• [DATA TO PROCESS]
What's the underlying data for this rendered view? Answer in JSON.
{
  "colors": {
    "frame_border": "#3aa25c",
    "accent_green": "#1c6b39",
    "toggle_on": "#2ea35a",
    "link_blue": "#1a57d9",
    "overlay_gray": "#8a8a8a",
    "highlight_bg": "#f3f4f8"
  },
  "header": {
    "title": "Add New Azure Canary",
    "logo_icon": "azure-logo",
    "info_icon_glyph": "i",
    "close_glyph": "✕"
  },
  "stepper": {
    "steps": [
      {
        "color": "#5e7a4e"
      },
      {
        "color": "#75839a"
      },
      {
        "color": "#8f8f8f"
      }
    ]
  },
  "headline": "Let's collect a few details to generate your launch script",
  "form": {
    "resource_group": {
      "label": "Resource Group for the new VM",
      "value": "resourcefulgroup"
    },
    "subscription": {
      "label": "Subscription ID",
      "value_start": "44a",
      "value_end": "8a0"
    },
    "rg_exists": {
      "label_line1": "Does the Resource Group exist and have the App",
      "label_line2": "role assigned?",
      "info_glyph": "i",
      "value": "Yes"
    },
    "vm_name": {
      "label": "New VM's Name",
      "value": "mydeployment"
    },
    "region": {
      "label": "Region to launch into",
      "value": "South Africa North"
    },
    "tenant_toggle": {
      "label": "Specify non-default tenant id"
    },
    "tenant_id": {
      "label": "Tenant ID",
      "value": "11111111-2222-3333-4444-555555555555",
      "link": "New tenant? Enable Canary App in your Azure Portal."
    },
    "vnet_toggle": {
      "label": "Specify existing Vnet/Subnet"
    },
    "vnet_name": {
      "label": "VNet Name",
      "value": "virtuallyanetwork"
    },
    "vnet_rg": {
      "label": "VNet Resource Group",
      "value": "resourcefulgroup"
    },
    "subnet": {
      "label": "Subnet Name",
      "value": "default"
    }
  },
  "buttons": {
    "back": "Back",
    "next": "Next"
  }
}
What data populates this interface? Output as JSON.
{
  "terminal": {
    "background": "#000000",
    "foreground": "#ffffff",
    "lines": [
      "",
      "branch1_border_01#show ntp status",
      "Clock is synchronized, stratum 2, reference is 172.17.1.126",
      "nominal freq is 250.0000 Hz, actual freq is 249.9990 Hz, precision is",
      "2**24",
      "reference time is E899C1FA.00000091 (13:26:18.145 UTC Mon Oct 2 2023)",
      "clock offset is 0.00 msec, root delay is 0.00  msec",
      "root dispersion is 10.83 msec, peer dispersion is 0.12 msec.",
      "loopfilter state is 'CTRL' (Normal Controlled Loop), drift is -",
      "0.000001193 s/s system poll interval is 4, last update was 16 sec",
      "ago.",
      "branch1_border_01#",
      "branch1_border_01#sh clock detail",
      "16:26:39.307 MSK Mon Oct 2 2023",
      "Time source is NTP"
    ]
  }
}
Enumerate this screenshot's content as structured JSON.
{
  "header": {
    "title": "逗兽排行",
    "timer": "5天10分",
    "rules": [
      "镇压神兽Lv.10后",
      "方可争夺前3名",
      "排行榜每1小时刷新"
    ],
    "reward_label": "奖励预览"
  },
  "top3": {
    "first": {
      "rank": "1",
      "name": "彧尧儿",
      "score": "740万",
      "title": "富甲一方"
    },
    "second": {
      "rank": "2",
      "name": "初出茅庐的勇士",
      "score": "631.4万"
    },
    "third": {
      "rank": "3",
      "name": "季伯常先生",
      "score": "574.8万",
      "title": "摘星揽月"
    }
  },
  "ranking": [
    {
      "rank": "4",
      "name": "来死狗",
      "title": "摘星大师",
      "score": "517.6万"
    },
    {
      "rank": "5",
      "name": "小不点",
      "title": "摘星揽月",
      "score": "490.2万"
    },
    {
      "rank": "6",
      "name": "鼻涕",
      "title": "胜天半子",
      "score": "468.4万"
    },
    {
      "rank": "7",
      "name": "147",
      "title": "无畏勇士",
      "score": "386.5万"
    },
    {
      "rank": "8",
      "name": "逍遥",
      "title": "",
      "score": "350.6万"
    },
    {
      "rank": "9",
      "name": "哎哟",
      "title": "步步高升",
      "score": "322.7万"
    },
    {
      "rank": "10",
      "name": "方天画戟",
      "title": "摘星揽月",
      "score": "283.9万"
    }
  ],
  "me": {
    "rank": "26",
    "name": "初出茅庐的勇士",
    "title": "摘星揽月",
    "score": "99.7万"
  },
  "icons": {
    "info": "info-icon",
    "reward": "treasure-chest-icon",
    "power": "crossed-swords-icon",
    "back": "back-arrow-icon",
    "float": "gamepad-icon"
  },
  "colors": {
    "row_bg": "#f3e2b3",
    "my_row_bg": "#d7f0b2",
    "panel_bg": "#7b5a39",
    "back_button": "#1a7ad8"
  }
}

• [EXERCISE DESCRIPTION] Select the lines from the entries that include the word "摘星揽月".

• [WRITTEN SOLUTION]
      "title": "摘星揽月"
      "title": "摘星揽月",
      "title": "摘星揽月",
    "title": "摘星揽月",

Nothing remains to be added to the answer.